Video content, animation and GIFs are becoming common place in retail apps. Adidas is an excellent case study regarding how strategic animation and video content can bring an app to life and capture the customer’s attention. Combined with the social element, apps are becoming increasingly gamified whereby customers are encouraged to interact directly with content rather than solely concentrate on shopping; encouraging and re-engagement.

The Personalised Approach

58% of customers are willing to share their data under the right circumstances and if there are clear benefits. That’s an opportunity to deliver personalised and relevant brand experiences to over half of app customers. Brands are becoming more forthcoming in asking for information when a customer is using their app. Nowadays, it is not uncommon to be asked for information such as your Name, Date of Birth and Interests. Nike and ASOS are two brands who have used this information effectively in their apps. For example, Nike connect the customer’s story to the brand by personalizing the app with their photo and showing homescreen content relevant to their interests.

Instagram on the Homescreen

Over the last two years, the retail industry has experimented with how Instagram can be integrated into apps. In one of their latest app releases, Adidas has found an effective way to combine Instagram content with shopping functionality.

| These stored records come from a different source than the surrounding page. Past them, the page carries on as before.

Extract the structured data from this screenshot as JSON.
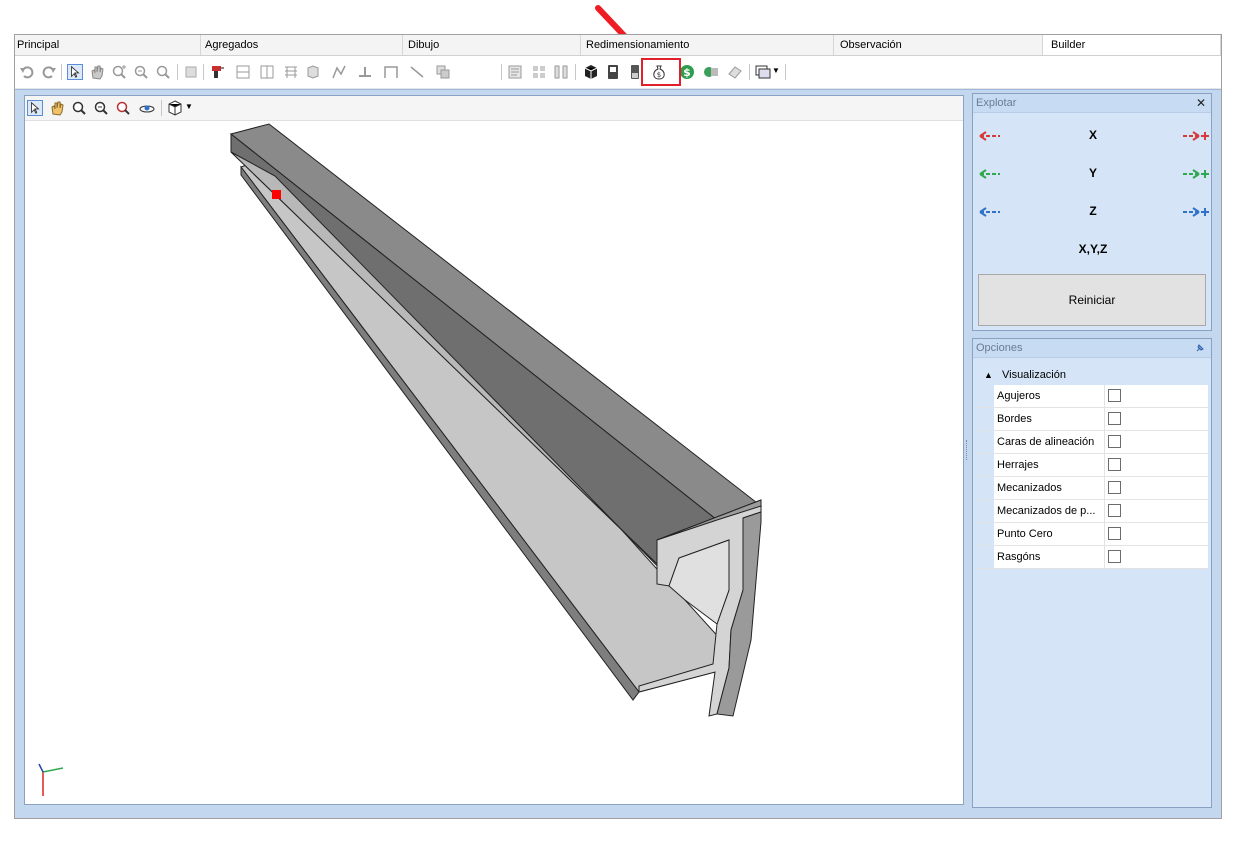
{
  "tabs": [
    {
      "label": "Principal",
      "active": false
    },
    {
      "label": "Agregados",
      "active": false
    },
    {
      "label": "Dibujo",
      "active": false
    },
    {
      "label": "Redimensionamiento",
      "active": false
    },
    {
      "label": "Observación",
      "active": false
    },
    {
      "label": "Builder",
      "active": true
    }
  ],
  "explotar": {
    "title": "Explotar",
    "close": "✕",
    "axes": [
      {
        "label": "X",
        "color": "#d63a3a"
      },
      {
        "label": "Y",
        "color": "#2fa84f"
      },
      {
        "label": "Z",
        "color": "#2f72c8"
      },
      {
        "label": "X,Y,Z",
        "color": "#000000"
      }
    ],
    "reset_label": "Reiniciar"
  },
  "opciones": {
    "title": "Opciones",
    "category": "Visualización",
    "properties": [
      {
        "name": "Agujeros",
        "checked": false
      },
      {
        "name": "Bordes",
        "checked": false
      },
      {
        "name": "Caras de alineación",
        "checked": false
      },
      {
        "name": "Herrajes",
        "checked": false
      },
      {
        "name": "Mecanizados",
        "checked": false
      },
      {
        "name": "Mecanizados de p...",
        "checked": false
      },
      {
        "name": "Punto Cero",
        "checked": false
      },
      {
        "name": "Rasgóns",
        "checked": false
      }
    ]
  },
  "colors": {
    "highlight": "#e0202a",
    "annotation_arrow": "#ee1c24"
  }
}
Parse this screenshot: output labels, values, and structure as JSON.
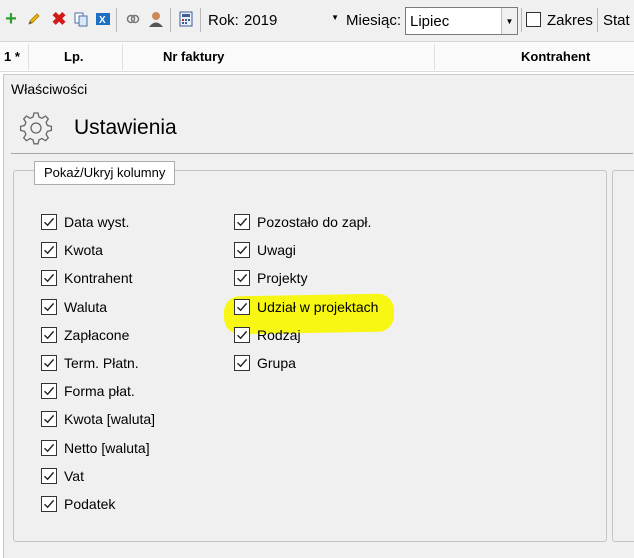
{
  "toolbar": {
    "icons": [
      "add-icon",
      "edit-icon",
      "delete-icon",
      "copy-icon",
      "excel-icon",
      "link-icon",
      "user-icon",
      "calculator-icon"
    ],
    "rok_label": "Rok:",
    "rok_value": "2019",
    "miesiac_label": "Miesiąc:",
    "miesiac_value": "Lipiec",
    "zakres_label": "Zakres",
    "zakres_checked": false,
    "stat_label": "Stat"
  },
  "grid": {
    "columns": [
      "1 *",
      "Lp.",
      "Nr faktury",
      "Kontrahent"
    ]
  },
  "properties": {
    "title": "Właściwości",
    "settings_title": "Ustawienia",
    "group_button": "Pokaż/Ukryj kolumny",
    "columns_left": [
      {
        "label": "Data wyst.",
        "checked": true
      },
      {
        "label": "Kwota",
        "checked": true
      },
      {
        "label": "Kontrahent",
        "checked": true
      },
      {
        "label": "Waluta",
        "checked": true
      },
      {
        "label": "Zapłacone",
        "checked": true
      },
      {
        "label": "Term. Płatn.",
        "checked": true
      },
      {
        "label": "Forma płat.",
        "checked": true
      },
      {
        "label": "Kwota [waluta]",
        "checked": true
      },
      {
        "label": "Netto [waluta]",
        "checked": true
      },
      {
        "label": "Vat",
        "checked": true
      },
      {
        "label": "Podatek",
        "checked": true
      }
    ],
    "columns_right": [
      {
        "label": "Pozostało do zapł.",
        "checked": true
      },
      {
        "label": "Uwagi",
        "checked": true
      },
      {
        "label": "Projekty",
        "checked": true
      },
      {
        "label": "Udział w projektach",
        "checked": true,
        "highlighted": true
      },
      {
        "label": "Rodzaj",
        "checked": true
      },
      {
        "label": "Grupa",
        "checked": true
      }
    ],
    "highlight_color": "#f7f713"
  }
}
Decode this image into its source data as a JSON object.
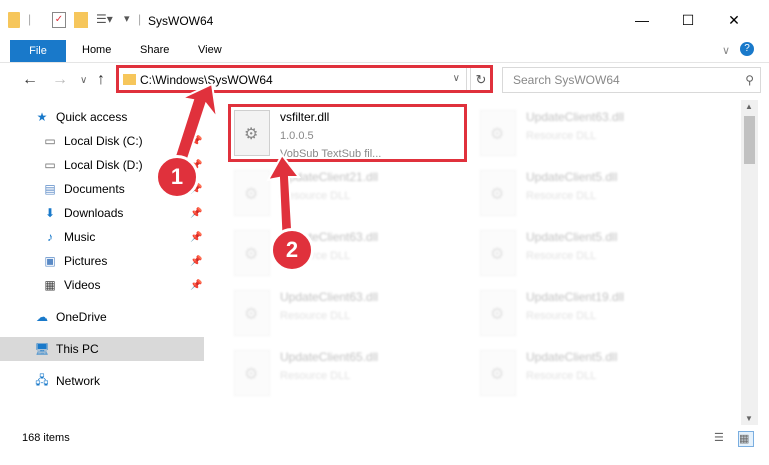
{
  "window": {
    "title": "SysWOW64",
    "minimize": "—",
    "maximize": "☐",
    "close": "✕"
  },
  "ribbon": {
    "file": "File",
    "home": "Home",
    "share": "Share",
    "view": "View"
  },
  "nav": {
    "address": "C:\\Windows\\SysWOW64",
    "search_placeholder": "Search SysWOW64"
  },
  "sidebar": {
    "quick_access": "Quick access",
    "items": [
      {
        "label": "Local Disk (C:)"
      },
      {
        "label": "Local Disk (D:)"
      },
      {
        "label": "Documents"
      },
      {
        "label": "Downloads"
      },
      {
        "label": "Music"
      },
      {
        "label": "Pictures"
      },
      {
        "label": "Videos"
      }
    ],
    "onedrive": "OneDrive",
    "thispc": "This PC",
    "network": "Network"
  },
  "files": {
    "highlighted": {
      "name": "vsfilter.dll",
      "version": "1.0.0.5",
      "desc": "VobSub   TextSub fil..."
    },
    "left_col": [
      {
        "name": "UpdateClient21.dll",
        "type": "Resource DLL"
      },
      {
        "name": "UpdateClient63.dll",
        "type": "Resource DLL"
      },
      {
        "name": "UpdateClient63.dll",
        "type": "Resource DLL"
      },
      {
        "name": "UpdateClient65.dll",
        "type": "Resource DLL"
      }
    ],
    "right_col": [
      {
        "name": "UpdateClient63.dll",
        "type": "Resource DLL"
      },
      {
        "name": "UpdateClient5.dll",
        "type": "Resource DLL"
      },
      {
        "name": "UpdateClient5.dll",
        "type": "Resource DLL"
      },
      {
        "name": "UpdateClient19.dll",
        "type": "Resource DLL"
      },
      {
        "name": "UpdateClient5.dll",
        "type": "Resource DLL"
      }
    ]
  },
  "status": {
    "items": "168 items"
  },
  "callouts": {
    "one": "1",
    "two": "2"
  },
  "colors": {
    "accent": "#1979ca",
    "highlight": "#e0313c"
  }
}
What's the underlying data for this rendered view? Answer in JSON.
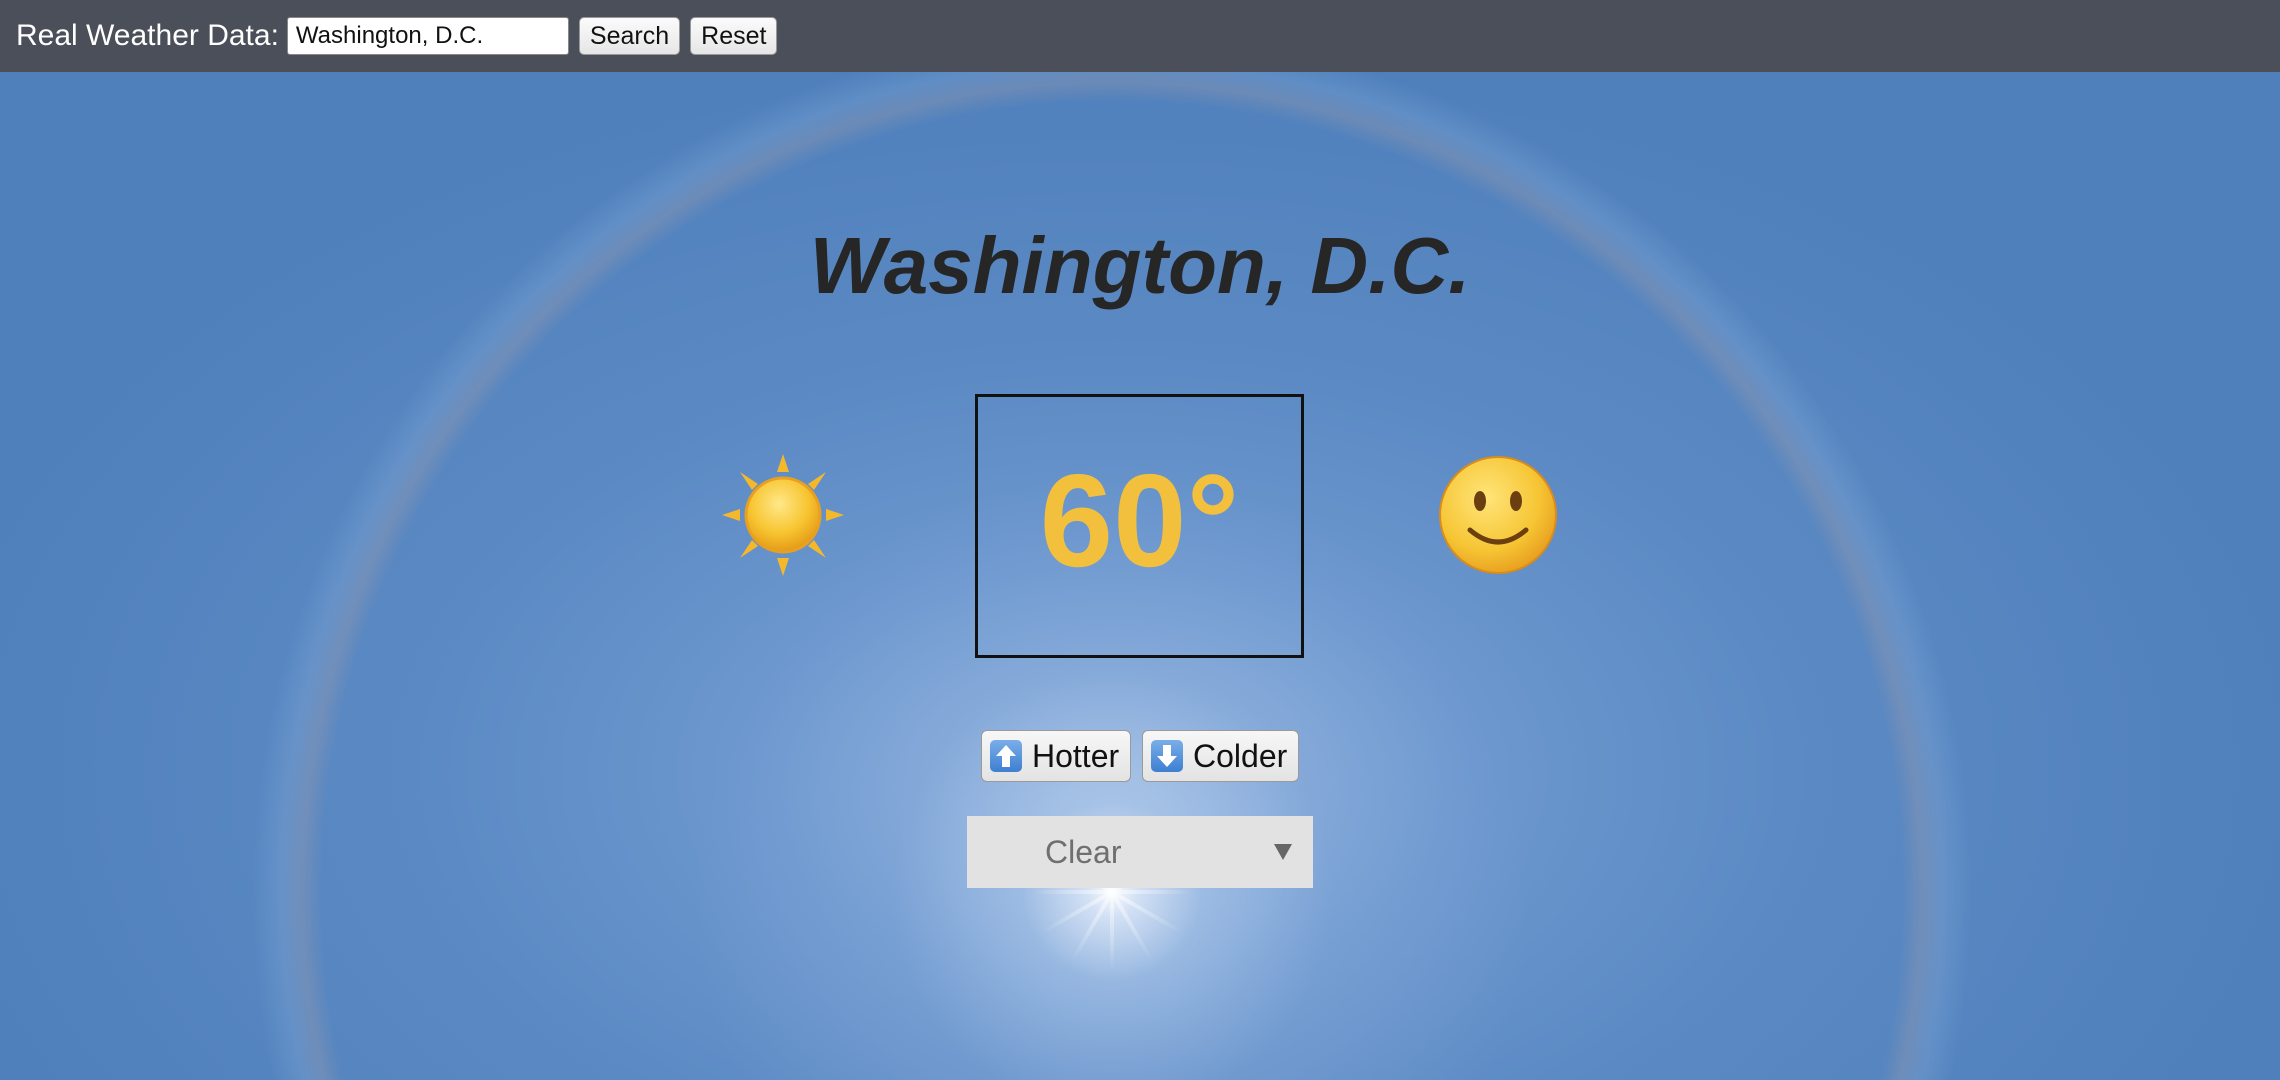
{
  "header": {
    "label": "Real Weather Data:",
    "search_value": "Washington, D.C.",
    "search_button": "Search",
    "reset_button": "Reset"
  },
  "main": {
    "city": "Washington, D.C.",
    "temperature": "60°",
    "condition_icon": "sun-icon",
    "mood_icon": "smiling-face-icon",
    "hotter_button": "Hotter",
    "colder_button": "Colder",
    "condition_select": {
      "selected": "Clear"
    }
  },
  "colors": {
    "header_bg": "#4b4f59",
    "temperature": "#f2c03c",
    "city_title": "#262626"
  }
}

The app homescreen consists of a horizontal scrollable module – with impressive animation – that showcases Instagram users with Adidas products. The product is included within the app’s Instagram view directing the user to the relevant product page. Although Adidas still has some fine tuning to do – with every Instagram user’s name directing you to the Instagram’s founder’s page – it is an effective way to integrate engaging social content into the app experience and encouraging customers to interact with the brand socially.


Placing relevant – the key being relevance – new in products on the homescreen creates an instant connection between the brand and the customer. As soon as the customer launches the app, the brand is showing that they understand their interests thereby encouraging them to explore further. Across the retail app industry, there has been a lot of experimentation regarding how customers interact with and browse new in products. Selfridges & Co., has made new in browsing interactive and engaging with “Swipe to Like” where the products suggested are based on their user’s selected preferences and interests. The “Swipe to Like” feature is another example of gamification within a retail app with the same functional approach as apps like Tinder where the customer can swipe to the right to add a favoured product to their wishlist. Whilst it can be viewed as a gimmick and the longevity of such features is yet to be determined, features such as “Swipe to Like” are a great example of creating a fun retail environment that helps to convey a brand’s personality.


Creating popularity, urgency and purchase appeal is an element that is being done extremely well throughout retail apps. Trending Now products displayed on the homescreen give customers a compelling reason to act now. Highlighting trending products also helps to build upon social shopping where a customer can view what others are purchasing; creating effective brand communities that help to build relationships and create long term loyalty. If you wish to discuss your app’s homescreen strategy or find out more about the features discussed please get in touch.